In such a framework, [anti-parliamentarianism|Parliament is no longer the place where the various class fractions and interests meet and negotiate]. The bourgeoisie is no longer organized through a “market of ideas and interests” but as an organic whole that segregates opinions for mass consumption through a thousand channels. Channels that distribute the same product with different flavors.
Elections become a mere gymnastic exercise of the state bourgeoisie’s capacity to generate opinion. Of course, while still selling us the sacredness of elections as an expression of a non-existent “popular will” or an illusory “power of the citizenry”.
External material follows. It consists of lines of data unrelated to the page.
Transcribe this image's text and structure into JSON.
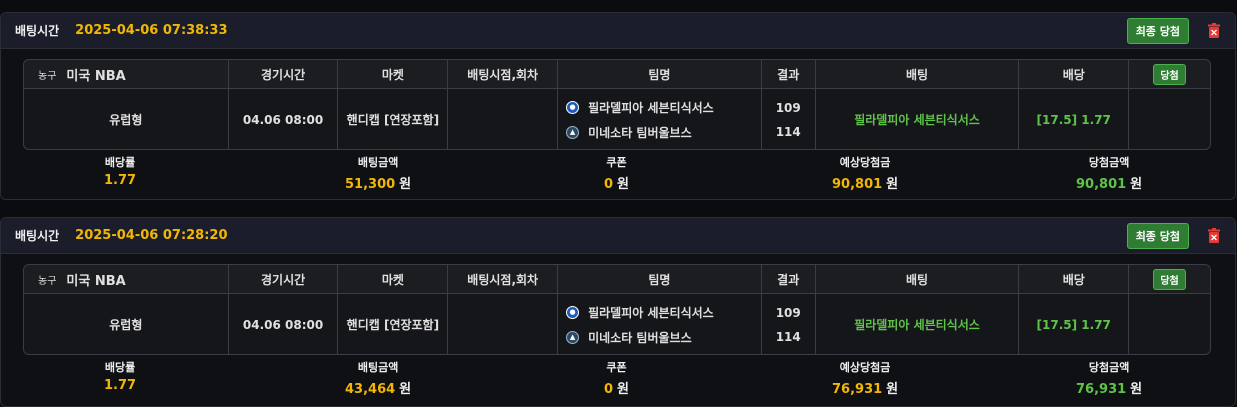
{
  "colors": {
    "accent": "#f2b705",
    "win": "#5fc34a",
    "badge": "#2e7d32",
    "delete": "#e53935"
  },
  "labels": {
    "bet_time": "배팅시간",
    "final_win": "최종 당첨",
    "headers": [
      "경기시간",
      "마켓",
      "배팅시점,회차",
      "팀명",
      "결과",
      "배팅",
      "배당"
    ],
    "win_badge": "당첨",
    "summary": [
      "배당률",
      "배팅금액",
      "쿠폰",
      "예상당첨금",
      "당첨금액"
    ],
    "unit": "원"
  },
  "bets": [
    {
      "time": "2025-04-06 07:38:33",
      "sport": "농구",
      "league": "미국 NBA",
      "type": "유럽형",
      "game_time": "04.06 08:00",
      "market": "핸디캡 [연장포함]",
      "bet_point": "",
      "home": {
        "name": "필라델피아 세븐티식서스",
        "icon": "76ers-logo-icon",
        "score": "109"
      },
      "away": {
        "name": "미네소타 팀버울브스",
        "icon": "timberwolves-logo-icon",
        "score": "114"
      },
      "pick": "필라델피아 세븐티식서스",
      "odds": "[17.5] 1.77",
      "summary": {
        "rate": "1.77",
        "amount": "51,300",
        "coupon": "0",
        "expected": "90,801",
        "won": "90,801"
      }
    },
    {
      "time": "2025-04-06 07:28:20",
      "sport": "농구",
      "league": "미국 NBA",
      "type": "유럽형",
      "game_time": "04.06 08:00",
      "market": "핸디캡 [연장포함]",
      "bet_point": "",
      "home": {
        "name": "필라델피아 세븐티식서스",
        "icon": "76ers-logo-icon",
        "score": "109"
      },
      "away": {
        "name": "미네소타 팀버울브스",
        "icon": "timberwolves-logo-icon",
        "score": "114"
      },
      "pick": "필라델피아 세븐티식서스",
      "odds": "[17.5] 1.77",
      "summary": {
        "rate": "1.77",
        "amount": "43,464",
        "coupon": "0",
        "expected": "76,931",
        "won": "76,931"
      }
    }
  ]
}
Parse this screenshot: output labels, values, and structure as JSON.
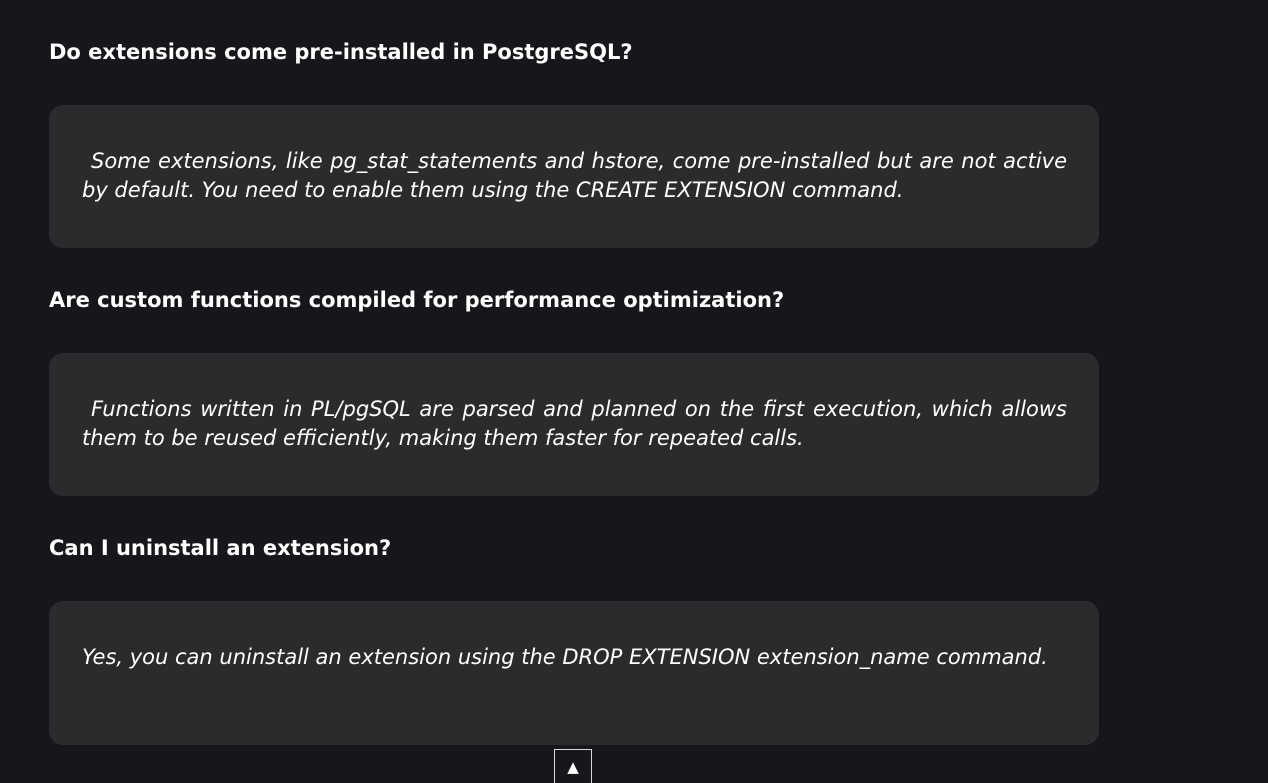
{
  "faq": [
    {
      "question": "Do extensions come pre-installed in PostgreSQL?",
      "answer": "Some extensions, like pg_stat_statements and hstore, come pre-installed but are not active by default. You need to enable them using the CREATE EXTENSION command."
    },
    {
      "question": "Are custom functions compiled for performance optimization?",
      "answer": "Functions written in PL/pgSQL are parsed and planned on the first execution, which allows them to be reused efficiently, making them faster for repeated calls."
    },
    {
      "question": "Can I uninstall an extension?",
      "answer": "Yes, you can uninstall an extension using the DROP EXTENSION extension_name command."
    }
  ],
  "scroll_top": {
    "icon": "arrow-up-icon",
    "glyph": "▲"
  },
  "colors": {
    "background": "#16171a",
    "card": "#2b2b2e",
    "text": "#ffffff"
  }
}
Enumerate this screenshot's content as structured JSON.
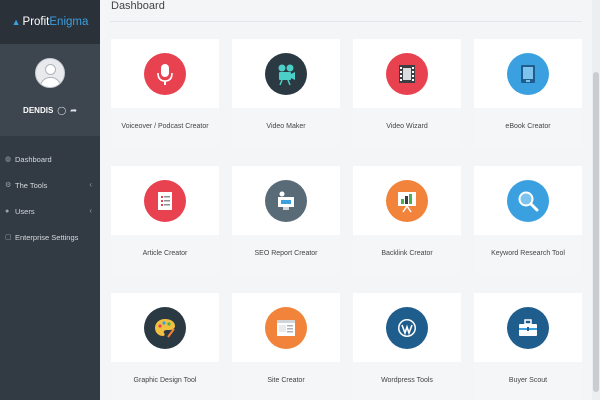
{
  "brand": {
    "part1": "Profit",
    "part2": "Enigma"
  },
  "user": {
    "name": "DENDIS"
  },
  "nav": [
    {
      "label": "Dashboard",
      "icon": "gauge-icon"
    },
    {
      "label": "The Tools",
      "icon": "tools-icon",
      "has_submenu": true
    },
    {
      "label": "Users",
      "icon": "users-icon",
      "has_submenu": true
    },
    {
      "label": "Enterprise Settings",
      "icon": "settings-icon"
    }
  ],
  "page": {
    "title": "Dashboard"
  },
  "cards": [
    {
      "label": "Voiceover / Podcast Creator",
      "icon": "microphone-icon",
      "color": "#e8414f"
    },
    {
      "label": "Video Maker",
      "icon": "video-camera-icon",
      "color": "#2b3942"
    },
    {
      "label": "Video Wizard",
      "icon": "film-strip-icon",
      "color": "#e8414f"
    },
    {
      "label": "eBook Creator",
      "icon": "ebook-icon",
      "color": "#3aa0e0"
    },
    {
      "label": "Article Creator",
      "icon": "checklist-icon",
      "color": "#e8414f"
    },
    {
      "label": "SEO Report Creator",
      "icon": "seo-report-icon",
      "color": "#5a6b78"
    },
    {
      "label": "Backlink Creator",
      "icon": "chart-board-icon",
      "color": "#f1833a"
    },
    {
      "label": "Keyword Research Tool",
      "icon": "magnifier-icon",
      "color": "#3aa0e0"
    },
    {
      "label": "Graphic Design Tool",
      "icon": "palette-icon",
      "color": "#2b3942"
    },
    {
      "label": "Site Creator",
      "icon": "browser-window-icon",
      "color": "#f1833a"
    },
    {
      "label": "Wordpress Tools",
      "icon": "wordpress-icon",
      "color": "#1f5d8c"
    },
    {
      "label": "Buyer Scout",
      "icon": "briefcase-icon",
      "color": "#1f5d8c"
    }
  ]
}
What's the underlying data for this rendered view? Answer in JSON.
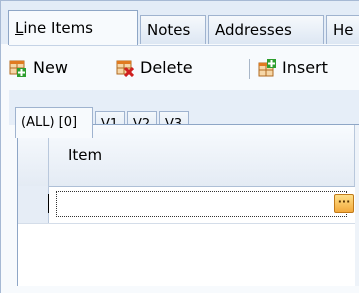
{
  "tabs": [
    {
      "pre": "",
      "u": "L",
      "post": "ine Items",
      "active": true
    },
    {
      "pre": "Notes",
      "u": "",
      "post": "",
      "active": false
    },
    {
      "pre": "Addresses",
      "u": "",
      "post": "",
      "active": false
    },
    {
      "pre": "He",
      "u": "",
      "post": "",
      "active": false
    }
  ],
  "toolbar": {
    "new_label": "New",
    "delete_label": "Delete",
    "insert_label": "Insert"
  },
  "views": [
    {
      "label": "(ALL) [0]",
      "active": true
    },
    {
      "label": "V1",
      "active": false
    },
    {
      "label": "V2",
      "active": false
    },
    {
      "label": "V3",
      "active": false
    }
  ],
  "grid": {
    "column_header": "Item",
    "ellipsis": "···",
    "cell_value": ""
  },
  "colors": {
    "accent_orange": "#f08a24",
    "border_blue": "#8ea6c6",
    "tab_bg": "#e3ecf7"
  },
  "icons": {
    "new": "new-grid-icon",
    "delete": "delete-grid-icon",
    "insert": "insert-grid-icon"
  }
}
This does not mean that the bourgeoisie controls everything without question from a perfect “control panel”. Although it is the captain of the state and the big financial and capital groups, it is neither monolithic nor alone in society. A pack of hyenas is not exactly a model of harmony no matter how coordinated it is, and like any dictatorship of an exploiting class, its rule requires the active complicity of the intermediate layers. There is no lack of examples of different kinds of petty bourgeois revolts in the daily news around the world. In these, we will be called upon to “defend democracy” over and over again. They are aware that in that field the working class cannot, under any circumstances, assert itself as a politically independent class, but they do not give up hope of framing us around the democratic state as cannon fodder for their internal and external disputes.